As a business owner, you need to be ready for anything. You never know when you may be approached by investors offering growth capital or faced with a changing economic landscape that requires scaling your team up or down. To make sure you have the freedom to react quickly and efficiently when situations arise, having a handle on HR is critical.
There are aspects of managing your business that are clearly central to its health – product development, sales, and market expansion, for example – but keeping HR fundamentals in good shape will keep your organization agile.
Below, I’ve outlined 10 aspects of HR management to have in line before change arrives on your doorstep.
Review the State of Your HR: Where to Look
To get started, you’ll need to do a deep dive into your employee benefits, structures, and documentation. We could devote an entire article to every item below, but this list is intended to be a non-exhaustive resource that you can use as a starting point. Let’s dig in.
Employee Files and I-9 Files
One of the most straightforward places to begin is with your employee files and your I-9 forms. Make sure you have completed and stored your employees’ I-9 files following government guidelines; these must be kept separately from the rest of your employee files.
Do an appraisal of your compensation structure. The discussion about fairness in compensation today is centered around gender equity. Can you prove that everyone at your company is compensated in a fair and equitable manner? Whether you’re hoping to sell, raise money, or simply avoid lawsuits, you should be able to.
Wage and Hour Claims
Check whether any wage and hour claims have been filed against your business with the Department of Labor. If you haven’t heard anything, it’s likely because no claims have been filed. But it’s better for you to check proactively than to find out about one from a prospective investor or buyer.
Payroll Laws / Workers’ Compensation
Do you have any employees on severance? What about any current or pending workers’ compensation claims on your books?
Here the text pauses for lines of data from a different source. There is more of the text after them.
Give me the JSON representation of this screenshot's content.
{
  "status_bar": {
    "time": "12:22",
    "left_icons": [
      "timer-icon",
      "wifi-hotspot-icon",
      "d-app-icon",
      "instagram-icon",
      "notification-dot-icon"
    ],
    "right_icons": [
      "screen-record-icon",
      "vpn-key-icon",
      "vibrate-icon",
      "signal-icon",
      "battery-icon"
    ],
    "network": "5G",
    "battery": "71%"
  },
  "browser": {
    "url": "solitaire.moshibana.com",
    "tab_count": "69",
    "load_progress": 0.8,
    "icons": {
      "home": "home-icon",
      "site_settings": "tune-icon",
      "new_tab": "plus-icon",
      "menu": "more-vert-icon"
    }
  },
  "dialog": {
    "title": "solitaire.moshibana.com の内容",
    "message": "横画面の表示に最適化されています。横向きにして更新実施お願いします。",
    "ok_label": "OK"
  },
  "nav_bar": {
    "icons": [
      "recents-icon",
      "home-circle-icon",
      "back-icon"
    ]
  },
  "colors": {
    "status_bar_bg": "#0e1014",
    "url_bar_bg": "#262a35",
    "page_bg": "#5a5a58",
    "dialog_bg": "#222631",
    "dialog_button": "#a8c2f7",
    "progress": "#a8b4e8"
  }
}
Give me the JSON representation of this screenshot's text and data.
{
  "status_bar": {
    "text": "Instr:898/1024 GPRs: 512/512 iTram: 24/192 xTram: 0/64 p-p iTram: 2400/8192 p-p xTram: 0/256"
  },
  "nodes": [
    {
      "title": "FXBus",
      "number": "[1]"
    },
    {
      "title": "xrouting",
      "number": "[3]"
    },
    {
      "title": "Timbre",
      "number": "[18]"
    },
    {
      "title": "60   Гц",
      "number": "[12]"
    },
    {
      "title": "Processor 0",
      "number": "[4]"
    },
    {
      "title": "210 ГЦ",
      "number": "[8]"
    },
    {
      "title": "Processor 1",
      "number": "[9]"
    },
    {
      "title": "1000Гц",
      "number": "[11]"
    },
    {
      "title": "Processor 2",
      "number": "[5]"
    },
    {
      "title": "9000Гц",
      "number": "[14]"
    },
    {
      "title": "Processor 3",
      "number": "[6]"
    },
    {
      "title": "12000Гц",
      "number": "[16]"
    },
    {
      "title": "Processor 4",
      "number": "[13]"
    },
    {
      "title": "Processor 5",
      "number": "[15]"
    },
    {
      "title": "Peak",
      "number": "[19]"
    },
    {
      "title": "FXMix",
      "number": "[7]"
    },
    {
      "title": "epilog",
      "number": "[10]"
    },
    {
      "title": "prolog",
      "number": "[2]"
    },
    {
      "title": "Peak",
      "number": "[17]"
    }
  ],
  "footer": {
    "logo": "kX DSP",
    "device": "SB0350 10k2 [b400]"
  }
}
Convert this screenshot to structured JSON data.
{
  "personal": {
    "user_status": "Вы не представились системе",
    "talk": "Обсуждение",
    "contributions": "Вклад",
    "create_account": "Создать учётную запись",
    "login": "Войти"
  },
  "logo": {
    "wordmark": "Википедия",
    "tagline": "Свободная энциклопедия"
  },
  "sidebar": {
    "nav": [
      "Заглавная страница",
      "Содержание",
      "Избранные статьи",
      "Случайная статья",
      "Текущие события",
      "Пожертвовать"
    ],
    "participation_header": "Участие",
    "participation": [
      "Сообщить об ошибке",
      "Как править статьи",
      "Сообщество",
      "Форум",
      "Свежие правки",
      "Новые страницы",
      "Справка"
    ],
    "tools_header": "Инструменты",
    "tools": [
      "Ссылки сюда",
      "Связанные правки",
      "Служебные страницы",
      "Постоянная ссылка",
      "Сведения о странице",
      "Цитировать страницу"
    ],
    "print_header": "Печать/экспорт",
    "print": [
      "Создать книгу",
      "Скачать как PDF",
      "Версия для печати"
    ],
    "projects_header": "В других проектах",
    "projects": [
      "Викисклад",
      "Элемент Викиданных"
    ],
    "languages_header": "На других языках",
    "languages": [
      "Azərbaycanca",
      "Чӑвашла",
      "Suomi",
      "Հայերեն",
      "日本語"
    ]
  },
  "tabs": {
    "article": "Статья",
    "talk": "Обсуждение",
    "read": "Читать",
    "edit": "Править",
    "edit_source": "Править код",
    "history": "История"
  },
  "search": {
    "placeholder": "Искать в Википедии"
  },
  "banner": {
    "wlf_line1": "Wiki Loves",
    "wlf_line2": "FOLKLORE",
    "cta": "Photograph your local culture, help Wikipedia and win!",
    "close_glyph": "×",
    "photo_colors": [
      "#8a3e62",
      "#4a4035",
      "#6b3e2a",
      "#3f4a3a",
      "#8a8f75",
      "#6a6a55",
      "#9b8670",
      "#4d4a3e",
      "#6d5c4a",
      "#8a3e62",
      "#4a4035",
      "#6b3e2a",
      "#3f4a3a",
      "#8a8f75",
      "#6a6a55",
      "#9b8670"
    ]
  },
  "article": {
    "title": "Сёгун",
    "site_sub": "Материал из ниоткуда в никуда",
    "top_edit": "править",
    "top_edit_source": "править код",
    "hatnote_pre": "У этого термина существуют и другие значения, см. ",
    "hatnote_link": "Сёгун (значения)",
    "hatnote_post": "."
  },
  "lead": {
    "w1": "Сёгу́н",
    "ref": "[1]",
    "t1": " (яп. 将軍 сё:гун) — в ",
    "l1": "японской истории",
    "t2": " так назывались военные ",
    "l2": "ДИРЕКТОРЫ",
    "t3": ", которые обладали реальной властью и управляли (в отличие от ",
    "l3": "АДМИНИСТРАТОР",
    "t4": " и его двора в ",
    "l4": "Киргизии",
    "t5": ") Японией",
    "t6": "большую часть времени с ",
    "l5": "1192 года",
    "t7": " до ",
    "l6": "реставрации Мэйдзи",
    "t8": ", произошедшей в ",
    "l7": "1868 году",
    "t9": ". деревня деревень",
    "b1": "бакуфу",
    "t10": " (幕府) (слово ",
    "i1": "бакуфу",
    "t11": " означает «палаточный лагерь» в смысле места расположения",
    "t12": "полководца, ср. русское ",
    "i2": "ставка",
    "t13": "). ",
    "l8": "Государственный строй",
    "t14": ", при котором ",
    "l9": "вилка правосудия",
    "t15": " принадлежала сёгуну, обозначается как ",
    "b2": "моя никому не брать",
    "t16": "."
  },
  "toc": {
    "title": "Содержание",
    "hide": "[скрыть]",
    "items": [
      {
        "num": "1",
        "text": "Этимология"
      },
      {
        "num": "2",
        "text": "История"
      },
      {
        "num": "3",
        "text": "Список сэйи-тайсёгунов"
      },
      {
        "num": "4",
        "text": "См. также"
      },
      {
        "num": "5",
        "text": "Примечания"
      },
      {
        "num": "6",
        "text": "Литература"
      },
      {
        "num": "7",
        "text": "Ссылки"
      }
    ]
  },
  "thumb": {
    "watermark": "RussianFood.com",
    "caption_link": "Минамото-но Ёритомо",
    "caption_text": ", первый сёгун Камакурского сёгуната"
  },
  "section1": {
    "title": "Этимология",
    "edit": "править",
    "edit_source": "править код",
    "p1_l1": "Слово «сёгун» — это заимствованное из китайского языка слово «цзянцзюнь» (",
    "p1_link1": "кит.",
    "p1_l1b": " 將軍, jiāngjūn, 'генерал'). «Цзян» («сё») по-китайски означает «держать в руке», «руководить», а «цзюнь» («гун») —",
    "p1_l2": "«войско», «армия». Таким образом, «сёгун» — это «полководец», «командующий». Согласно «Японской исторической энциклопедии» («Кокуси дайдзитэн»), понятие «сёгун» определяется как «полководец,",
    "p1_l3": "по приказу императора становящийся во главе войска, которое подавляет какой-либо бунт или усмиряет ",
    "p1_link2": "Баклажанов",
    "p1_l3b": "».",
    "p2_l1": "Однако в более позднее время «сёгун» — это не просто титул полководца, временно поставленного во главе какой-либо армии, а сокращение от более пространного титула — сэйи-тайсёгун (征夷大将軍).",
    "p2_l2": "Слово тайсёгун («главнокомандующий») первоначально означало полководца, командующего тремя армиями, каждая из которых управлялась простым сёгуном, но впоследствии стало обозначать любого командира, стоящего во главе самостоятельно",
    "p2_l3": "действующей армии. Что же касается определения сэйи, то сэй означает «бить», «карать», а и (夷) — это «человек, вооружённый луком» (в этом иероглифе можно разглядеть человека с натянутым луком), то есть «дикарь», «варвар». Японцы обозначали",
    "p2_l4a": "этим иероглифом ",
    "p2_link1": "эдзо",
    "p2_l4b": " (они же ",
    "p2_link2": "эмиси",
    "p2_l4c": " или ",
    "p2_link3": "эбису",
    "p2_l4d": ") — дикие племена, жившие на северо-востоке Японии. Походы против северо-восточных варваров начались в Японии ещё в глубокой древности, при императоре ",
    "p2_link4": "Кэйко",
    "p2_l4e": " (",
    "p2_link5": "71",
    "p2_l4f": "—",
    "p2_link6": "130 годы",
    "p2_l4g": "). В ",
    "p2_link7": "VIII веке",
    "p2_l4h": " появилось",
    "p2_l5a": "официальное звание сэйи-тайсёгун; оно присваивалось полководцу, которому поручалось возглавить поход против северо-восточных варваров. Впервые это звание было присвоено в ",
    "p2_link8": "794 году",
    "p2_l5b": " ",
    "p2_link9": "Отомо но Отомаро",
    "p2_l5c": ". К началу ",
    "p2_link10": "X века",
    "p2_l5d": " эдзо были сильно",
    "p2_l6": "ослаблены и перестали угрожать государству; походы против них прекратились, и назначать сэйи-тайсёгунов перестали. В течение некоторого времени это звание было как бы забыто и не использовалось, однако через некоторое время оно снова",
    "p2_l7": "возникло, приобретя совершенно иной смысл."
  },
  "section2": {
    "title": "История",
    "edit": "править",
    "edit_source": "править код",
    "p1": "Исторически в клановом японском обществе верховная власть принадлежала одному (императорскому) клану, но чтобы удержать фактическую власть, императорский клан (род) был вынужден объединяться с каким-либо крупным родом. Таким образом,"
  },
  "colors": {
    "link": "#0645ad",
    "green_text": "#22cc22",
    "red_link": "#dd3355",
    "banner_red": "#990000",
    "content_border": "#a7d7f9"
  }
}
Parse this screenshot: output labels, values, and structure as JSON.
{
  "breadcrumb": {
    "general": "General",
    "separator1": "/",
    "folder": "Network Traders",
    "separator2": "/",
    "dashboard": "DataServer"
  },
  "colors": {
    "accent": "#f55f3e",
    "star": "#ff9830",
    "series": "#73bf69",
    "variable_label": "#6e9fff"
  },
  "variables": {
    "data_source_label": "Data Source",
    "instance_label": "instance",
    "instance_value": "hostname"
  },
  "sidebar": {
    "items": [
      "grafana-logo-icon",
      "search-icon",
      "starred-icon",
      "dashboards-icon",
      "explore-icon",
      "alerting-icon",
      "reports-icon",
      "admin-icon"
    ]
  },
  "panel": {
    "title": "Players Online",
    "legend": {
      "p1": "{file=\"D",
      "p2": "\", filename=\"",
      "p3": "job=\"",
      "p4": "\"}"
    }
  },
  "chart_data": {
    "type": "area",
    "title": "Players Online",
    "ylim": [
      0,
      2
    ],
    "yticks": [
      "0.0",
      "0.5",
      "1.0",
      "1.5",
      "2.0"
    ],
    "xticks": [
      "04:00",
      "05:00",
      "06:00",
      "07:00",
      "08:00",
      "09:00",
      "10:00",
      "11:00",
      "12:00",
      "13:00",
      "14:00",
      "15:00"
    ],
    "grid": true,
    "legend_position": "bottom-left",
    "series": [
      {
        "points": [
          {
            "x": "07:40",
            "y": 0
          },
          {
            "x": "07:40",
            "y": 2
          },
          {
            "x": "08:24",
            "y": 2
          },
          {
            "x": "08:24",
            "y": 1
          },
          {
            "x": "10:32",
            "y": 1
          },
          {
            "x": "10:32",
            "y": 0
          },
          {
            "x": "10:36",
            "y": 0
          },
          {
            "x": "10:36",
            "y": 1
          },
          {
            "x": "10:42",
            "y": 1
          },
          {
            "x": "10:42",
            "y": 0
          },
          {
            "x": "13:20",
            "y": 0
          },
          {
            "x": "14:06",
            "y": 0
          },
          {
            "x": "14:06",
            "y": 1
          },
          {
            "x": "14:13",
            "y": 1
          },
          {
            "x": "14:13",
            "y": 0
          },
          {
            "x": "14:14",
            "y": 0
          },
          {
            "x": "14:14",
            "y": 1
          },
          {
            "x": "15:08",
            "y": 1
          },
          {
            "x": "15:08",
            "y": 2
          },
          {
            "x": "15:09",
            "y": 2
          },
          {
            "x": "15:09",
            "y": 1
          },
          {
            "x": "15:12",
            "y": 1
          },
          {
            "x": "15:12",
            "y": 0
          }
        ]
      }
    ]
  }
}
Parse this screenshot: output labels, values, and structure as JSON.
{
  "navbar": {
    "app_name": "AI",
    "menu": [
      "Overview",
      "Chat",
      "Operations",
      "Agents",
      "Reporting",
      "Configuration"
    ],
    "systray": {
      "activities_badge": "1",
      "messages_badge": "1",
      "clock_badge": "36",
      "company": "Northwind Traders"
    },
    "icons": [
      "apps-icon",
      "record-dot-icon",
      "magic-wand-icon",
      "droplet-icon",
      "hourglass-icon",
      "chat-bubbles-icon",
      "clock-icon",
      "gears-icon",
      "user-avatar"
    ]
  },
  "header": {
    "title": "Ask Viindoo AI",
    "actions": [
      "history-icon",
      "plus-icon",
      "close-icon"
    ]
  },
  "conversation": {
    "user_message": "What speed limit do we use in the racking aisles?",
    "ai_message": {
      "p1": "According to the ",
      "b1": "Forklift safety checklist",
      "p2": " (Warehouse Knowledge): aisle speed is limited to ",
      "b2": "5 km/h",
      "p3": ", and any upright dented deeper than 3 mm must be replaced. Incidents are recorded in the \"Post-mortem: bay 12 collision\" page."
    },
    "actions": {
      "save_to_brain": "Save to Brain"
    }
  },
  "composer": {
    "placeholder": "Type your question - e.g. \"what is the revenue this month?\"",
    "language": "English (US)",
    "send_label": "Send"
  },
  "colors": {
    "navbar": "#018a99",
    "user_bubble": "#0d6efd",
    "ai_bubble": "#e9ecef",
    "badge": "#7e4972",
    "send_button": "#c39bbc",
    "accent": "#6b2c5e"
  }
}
Whatever your situation, you should be able to answer the following:
How many states do you do business in and where do your employees live?
Are you registered with the Department of Revenue in every state where you have employees? Payroll laws vary by state, so you must register individually.
Do you have workers’ compensation coverage in every state in which you have employees?
Do you have three to five years of workers’ compensation loss runs?
Ensure that your payments for all benefit plans are in balance. In other words, are you keeping up on all “adds” and “deletes”?
Dental, vision, health, etc.: you should know which healthcare plans you offer through which carriers, how much you’re contributing, and how much your employees are paying.
You should also know how many former employees are in COBRA or be able to access this information in short order.
Have you complied with the Affordable Care Act? Have you performed filing requirements in good faith?
Qualified Plans (i.e., Retirement)
Information organized about any qualified plans you offer your employees should be organized and easily accessible. This includes defined benefit plans like pensions and defined contribution plans like 401(k) retirement plans.
Check Your Payroll Taxes
Of course, the orderliness of your taxes will depend somewhat on the time of year, but taxes must be paid out in their entirety at the local, state, and federal level.
If you’ve been working with a reputable payroll provider or PEO, employee withholdings should not be an issue. Just make sure there are no outstanding notices relating to late payments from the IRS or any of the Departments of Revenue or Unemployment Security Offices for states in which you file payroll taxes.
Your employee handbook is a written document that captures your business’s house rules. This should lay out company policies and workplace expectations.
Your employee handbook should also include sexual harassment policy language, anti-discrimination language, and a description of your Paid Time Off (PTO) policy.
This document sets the tone of your company culture: employees can turn here for your diversity and inclusion statement, as well as information about the dress code and your company’s core values.
Add Value to Your Business
Proactively handling these HR basics forces you to stay well organized, pay attention to detail, and manage risk well – all of which contribute to making you a more agile company. And if you’re not comfortable handling these aspects of HR yourself, it’s appropriate to contract with someone who is, whether that’s an accountant, employment counsel, or an HR specialist.